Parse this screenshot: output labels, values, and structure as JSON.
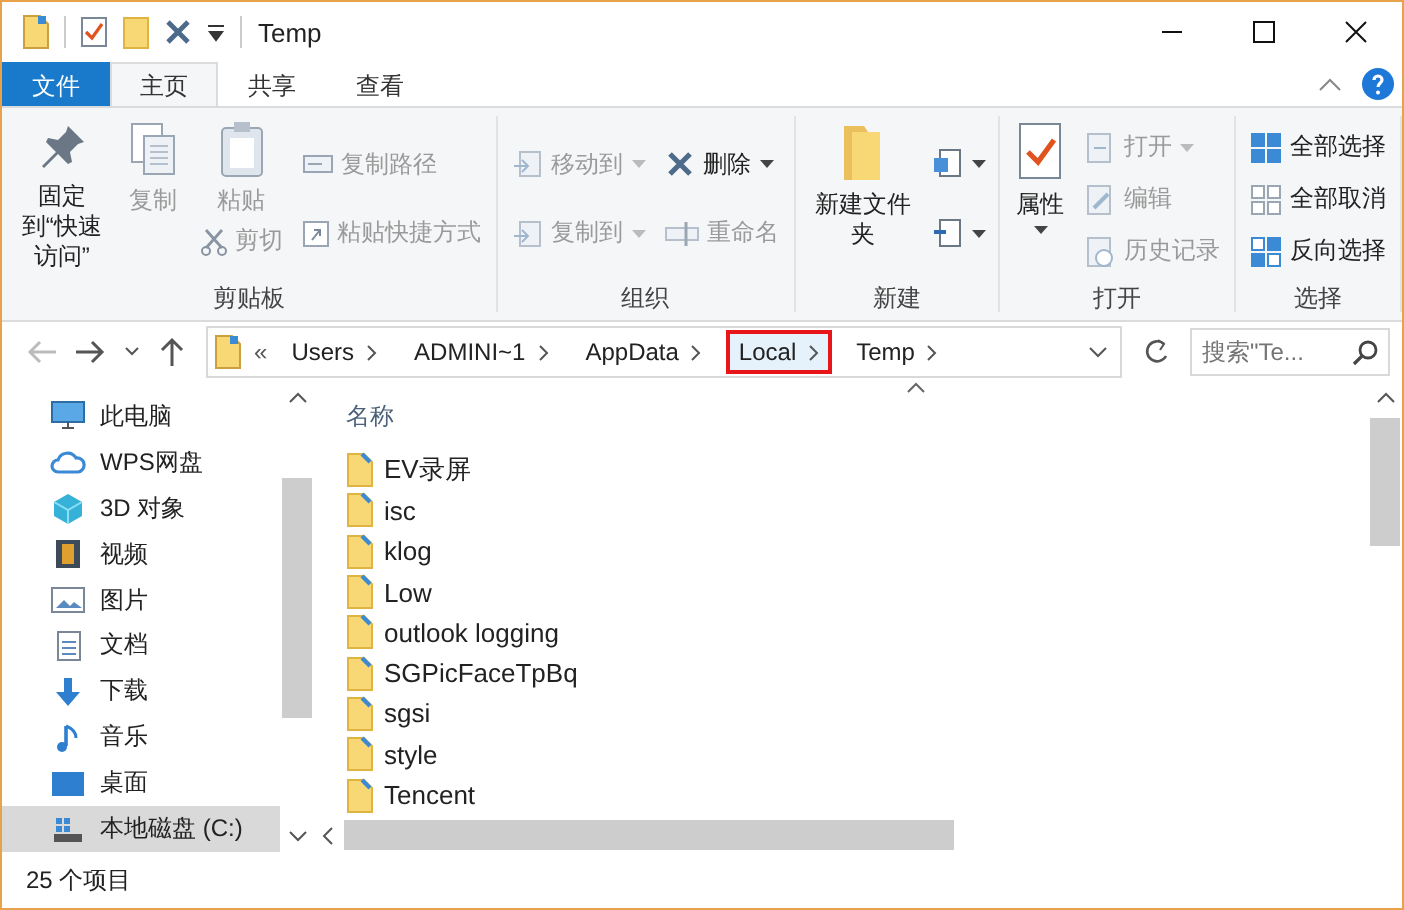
{
  "window": {
    "title": "Temp"
  },
  "ribbon_tabs": [
    {
      "label": "文件",
      "kind": "file"
    },
    {
      "label": "主页",
      "kind": "tab",
      "selected": true
    },
    {
      "label": "共享",
      "kind": "tab",
      "selected": false
    },
    {
      "label": "查看",
      "kind": "tab",
      "selected": false
    }
  ],
  "ribbon": {
    "groups": [
      {
        "label": "剪贴板",
        "columns": [
          [
            {
              "kind": "large",
              "label": "固定到“快速访问”",
              "disabled": false,
              "dropdown": false
            }
          ],
          [
            {
              "kind": "large",
              "label": "复制",
              "disabled": true,
              "dropdown": false
            }
          ],
          [
            {
              "kind": "large",
              "label": "粘贴",
              "disabled": true,
              "dropdown": false
            },
            {
              "kind": "small",
              "label": "剪切",
              "disabled": true,
              "dropdown": false
            }
          ],
          [
            {
              "kind": "small",
              "label": "复制路径",
              "disabled": true,
              "dropdown": false
            },
            {
              "kind": "small",
              "label": "粘贴快捷方式",
              "disabled": true,
              "dropdown": false
            }
          ]
        ]
      },
      {
        "label": "组织",
        "columns": [
          [
            {
              "kind": "small",
              "label": "移动到",
              "disabled": true,
              "dropdown": true
            },
            {
              "kind": "small",
              "label": "复制到",
              "disabled": true,
              "dropdown": true
            }
          ],
          [
            {
              "kind": "small",
              "label": "删除",
              "disabled": false,
              "dropdown": true
            },
            {
              "kind": "small",
              "label": "重命名",
              "disabled": true,
              "dropdown": false
            }
          ]
        ]
      },
      {
        "label": "新建",
        "columns": [
          [
            {
              "kind": "large",
              "label": "新建文件夹",
              "disabled": false,
              "dropdown": false
            }
          ],
          [
            {
              "kind": "icon",
              "disabled": false,
              "dropdown": true
            },
            {
              "kind": "icon",
              "disabled": false,
              "dropdown": true
            }
          ]
        ]
      },
      {
        "label": "打开",
        "columns": [
          [
            {
              "kind": "large",
              "label": "属性",
              "disabled": false,
              "dropdown": true
            }
          ],
          [
            {
              "kind": "small",
              "label": "打开",
              "disabled": true,
              "dropdown": true
            },
            {
              "kind": "small",
              "label": "编辑",
              "disabled": true,
              "dropdown": false
            },
            {
              "kind": "small",
              "label": "历史记录",
              "disabled": true,
              "dropdown": false
            }
          ]
        ]
      },
      {
        "label": "选择",
        "columns": [
          [
            {
              "kind": "small",
              "label": "全部选择",
              "disabled": false,
              "dropdown": false
            },
            {
              "kind": "small",
              "label": "全部取消",
              "disabled": false,
              "dropdown": false
            },
            {
              "kind": "small",
              "label": "反向选择",
              "disabled": false,
              "dropdown": false
            }
          ]
        ]
      }
    ]
  },
  "address_bar": {
    "overflow": "«",
    "crumbs": [
      {
        "label": "Users",
        "highlighted": false
      },
      {
        "label": "ADMINI~1",
        "highlighted": false
      },
      {
        "label": "AppData",
        "highlighted": false
      },
      {
        "label": "Local",
        "highlighted": true
      },
      {
        "label": "Temp",
        "highlighted": false
      }
    ]
  },
  "search": {
    "placeholder": "搜索\"Te..."
  },
  "nav_pane": {
    "items": [
      {
        "label": "此电脑",
        "selected": false
      },
      {
        "label": "WPS网盘",
        "selected": false
      },
      {
        "label": "3D 对象",
        "selected": false
      },
      {
        "label": "视频",
        "selected": false
      },
      {
        "label": "图片",
        "selected": false
      },
      {
        "label": "文档",
        "selected": false
      },
      {
        "label": "下载",
        "selected": false
      },
      {
        "label": "音乐",
        "selected": false
      },
      {
        "label": "桌面",
        "selected": false
      },
      {
        "label": "本地磁盘 (C:)",
        "selected": true
      }
    ]
  },
  "file_list": {
    "columns": [
      "名称"
    ],
    "rows": [
      {
        "name": "EV录屏"
      },
      {
        "name": "isc"
      },
      {
        "name": "klog"
      },
      {
        "name": "Low"
      },
      {
        "name": "outlook logging"
      },
      {
        "name": "SGPicFaceTpBq"
      },
      {
        "name": "sgsi"
      },
      {
        "name": "style"
      },
      {
        "name": "Tencent"
      }
    ]
  },
  "status_bar": {
    "item_count": "25 个项目"
  }
}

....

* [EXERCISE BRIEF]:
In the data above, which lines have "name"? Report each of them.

* [EXERCISE OUTPUT]:
        "name": "EV录屏"
        "name": "isc"
        "name": "klog"
        "name": "Low"
        "name": "outlook logging"
        "name": "SGPicFaceTpBq"
        "name": "sgsi"
        "name": "style"
        "name": "Tencent"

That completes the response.